• **EXERCISE OBJECTIVE**
Within the records, how many lines hold the word "label"? State that number alone.

(Excerpts from an interface dataset)
——————
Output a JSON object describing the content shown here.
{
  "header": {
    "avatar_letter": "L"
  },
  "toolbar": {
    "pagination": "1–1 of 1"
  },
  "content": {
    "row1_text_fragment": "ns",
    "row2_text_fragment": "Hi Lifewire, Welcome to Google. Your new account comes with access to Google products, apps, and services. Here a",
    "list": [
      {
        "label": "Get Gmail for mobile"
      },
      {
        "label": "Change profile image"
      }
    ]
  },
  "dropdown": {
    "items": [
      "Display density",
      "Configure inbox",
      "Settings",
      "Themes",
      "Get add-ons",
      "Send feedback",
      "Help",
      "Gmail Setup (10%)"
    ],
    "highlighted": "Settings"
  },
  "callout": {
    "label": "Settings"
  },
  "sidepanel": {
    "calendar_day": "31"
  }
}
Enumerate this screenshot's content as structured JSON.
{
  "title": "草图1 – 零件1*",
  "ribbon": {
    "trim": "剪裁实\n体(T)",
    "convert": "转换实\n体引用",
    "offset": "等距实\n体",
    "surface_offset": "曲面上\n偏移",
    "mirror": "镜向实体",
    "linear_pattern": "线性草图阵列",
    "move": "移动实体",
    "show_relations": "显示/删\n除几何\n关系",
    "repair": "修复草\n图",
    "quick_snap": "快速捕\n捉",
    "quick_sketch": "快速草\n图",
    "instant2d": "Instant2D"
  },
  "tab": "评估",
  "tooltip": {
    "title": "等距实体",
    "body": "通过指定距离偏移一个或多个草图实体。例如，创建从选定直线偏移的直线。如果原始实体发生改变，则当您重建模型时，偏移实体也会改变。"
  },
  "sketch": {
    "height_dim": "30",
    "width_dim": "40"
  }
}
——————
• **REPLY TO THE TASK**
3